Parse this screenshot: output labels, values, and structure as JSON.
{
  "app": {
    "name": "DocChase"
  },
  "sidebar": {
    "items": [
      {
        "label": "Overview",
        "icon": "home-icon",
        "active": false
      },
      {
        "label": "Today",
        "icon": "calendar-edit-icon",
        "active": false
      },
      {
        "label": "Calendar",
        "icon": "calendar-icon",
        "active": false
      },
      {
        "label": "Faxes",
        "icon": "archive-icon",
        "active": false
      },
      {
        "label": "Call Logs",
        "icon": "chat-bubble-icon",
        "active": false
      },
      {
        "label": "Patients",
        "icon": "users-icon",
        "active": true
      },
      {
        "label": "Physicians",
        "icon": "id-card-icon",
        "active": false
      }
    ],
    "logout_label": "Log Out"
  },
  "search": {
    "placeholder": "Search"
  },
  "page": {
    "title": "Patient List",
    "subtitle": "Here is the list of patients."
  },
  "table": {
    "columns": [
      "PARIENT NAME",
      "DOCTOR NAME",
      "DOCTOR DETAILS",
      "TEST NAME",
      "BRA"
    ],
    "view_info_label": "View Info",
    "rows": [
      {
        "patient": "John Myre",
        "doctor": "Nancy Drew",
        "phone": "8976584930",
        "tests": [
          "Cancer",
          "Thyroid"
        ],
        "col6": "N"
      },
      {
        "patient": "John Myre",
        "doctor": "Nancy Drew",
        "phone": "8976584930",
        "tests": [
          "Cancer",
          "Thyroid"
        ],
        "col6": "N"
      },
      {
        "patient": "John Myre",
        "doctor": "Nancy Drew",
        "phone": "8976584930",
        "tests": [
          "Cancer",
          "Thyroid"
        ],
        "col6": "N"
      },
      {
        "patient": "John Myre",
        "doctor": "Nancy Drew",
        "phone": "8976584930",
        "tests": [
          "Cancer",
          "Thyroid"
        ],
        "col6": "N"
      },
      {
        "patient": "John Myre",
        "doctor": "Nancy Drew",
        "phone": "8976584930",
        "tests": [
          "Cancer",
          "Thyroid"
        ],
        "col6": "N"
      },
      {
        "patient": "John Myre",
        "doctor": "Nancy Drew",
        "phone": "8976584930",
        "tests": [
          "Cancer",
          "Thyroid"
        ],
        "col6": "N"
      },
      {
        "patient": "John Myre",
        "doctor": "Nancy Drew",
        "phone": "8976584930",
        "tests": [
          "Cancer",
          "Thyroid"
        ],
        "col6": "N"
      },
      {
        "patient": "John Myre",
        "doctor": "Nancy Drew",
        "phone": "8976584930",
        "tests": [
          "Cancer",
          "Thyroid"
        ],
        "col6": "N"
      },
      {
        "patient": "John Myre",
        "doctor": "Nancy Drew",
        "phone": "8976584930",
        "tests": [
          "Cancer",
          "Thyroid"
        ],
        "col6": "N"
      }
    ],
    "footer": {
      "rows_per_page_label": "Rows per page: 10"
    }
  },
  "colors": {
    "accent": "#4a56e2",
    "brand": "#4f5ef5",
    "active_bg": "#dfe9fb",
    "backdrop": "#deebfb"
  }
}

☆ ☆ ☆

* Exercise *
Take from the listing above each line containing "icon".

* Finished exercise *
        "icon": "home-icon",
        "icon": "calendar-edit-icon",
        "icon": "calendar-icon",
        "icon": "archive-icon",
        "icon": "chat-bubble-icon",
        "icon": "users-icon",
        "icon": "id-card-icon",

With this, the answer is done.